▶ _BRIEF_: After reading the data, copy it out in full and exactly.

[Page and application data records]
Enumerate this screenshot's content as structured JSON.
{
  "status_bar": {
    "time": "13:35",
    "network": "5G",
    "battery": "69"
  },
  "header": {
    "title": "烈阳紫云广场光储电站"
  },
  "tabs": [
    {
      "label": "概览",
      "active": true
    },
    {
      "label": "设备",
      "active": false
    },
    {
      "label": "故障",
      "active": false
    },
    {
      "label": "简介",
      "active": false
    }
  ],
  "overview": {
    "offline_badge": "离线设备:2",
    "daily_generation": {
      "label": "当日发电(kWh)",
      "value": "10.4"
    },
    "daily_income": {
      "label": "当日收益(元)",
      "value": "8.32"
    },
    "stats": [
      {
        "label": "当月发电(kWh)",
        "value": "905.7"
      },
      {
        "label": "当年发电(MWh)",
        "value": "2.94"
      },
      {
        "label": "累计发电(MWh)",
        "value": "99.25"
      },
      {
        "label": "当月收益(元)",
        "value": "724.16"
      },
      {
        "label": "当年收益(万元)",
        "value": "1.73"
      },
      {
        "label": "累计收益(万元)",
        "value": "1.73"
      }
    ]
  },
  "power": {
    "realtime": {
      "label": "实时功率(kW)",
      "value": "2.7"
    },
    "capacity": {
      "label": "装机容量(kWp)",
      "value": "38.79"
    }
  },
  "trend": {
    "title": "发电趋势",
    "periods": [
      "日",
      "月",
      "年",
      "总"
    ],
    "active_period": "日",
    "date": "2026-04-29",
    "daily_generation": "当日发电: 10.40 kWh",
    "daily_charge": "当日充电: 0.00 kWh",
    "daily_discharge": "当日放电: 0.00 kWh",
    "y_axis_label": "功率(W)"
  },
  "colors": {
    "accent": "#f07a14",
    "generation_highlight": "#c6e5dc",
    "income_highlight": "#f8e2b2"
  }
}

▶ _EXERCISE RESPONSE_:
Enumerate this screenshot's content as structured JSON.
{
  "status_bar": {
    "time": "13:35",
    "network": "5G",
    "battery": "69"
  },
  "header": {
    "title": "烈阳紫云广场光储电站"
  },
  "tabs": [
    {
      "label": "概览",
      "active": true
    },
    {
      "label": "设备",
      "active": false
    },
    {
      "label": "故障",
      "active": false
    },
    {
      "label": "简介",
      "active": false
    }
  ],
  "overview": {
    "offline_badge": "离线设备:2",
    "daily_generation": {
      "label": "当日发电(kWh)",
      "value": "10.4"
    },
    "daily_income": {
      "label": "当日收益(元)",
      "value": "8.32"
    },
    "stats": [
      {
        "label": "当月发电(kWh)",
        "value": "905.7"
      },
      {
        "label": "当年发电(MWh)",
        "value": "2.94"
      },
      {
        "label": "累计发电(MWh)",
        "value": "99.25"
      },
      {
        "label": "当月收益(元)",
        "value": "724.16"
      },
      {
        "label": "当年收益(万元)",
        "value": "1.73"
      },
      {
        "label": "累计收益(万元)",
        "value": "1.73"
      }
    ]
  },
  "power": {
    "realtime": {
      "label": "实时功率(kW)",
      "value": "2.7"
    },
    "capacity": {
      "label": "装机容量(kWp)",
      "value": "38.79"
    }
  },
  "trend": {
    "title": "发电趋势",
    "periods": [
      "日",
      "月",
      "年",
      "总"
    ],
    "active_period": "日",
    "date": "2026-04-29",
    "daily_generation": "当日发电: 10.40 kWh",
    "daily_charge": "当日充电: 0.00 kWh",
    "daily_discharge": "当日放电: 0.00 kWh",
    "y_axis_label": "功率(W)"
  },
  "colors": {
    "accent": "#f07a14",
    "generation_highlight": "#c6e5dc",
    "income_highlight": "#f8e2b2"
  }
}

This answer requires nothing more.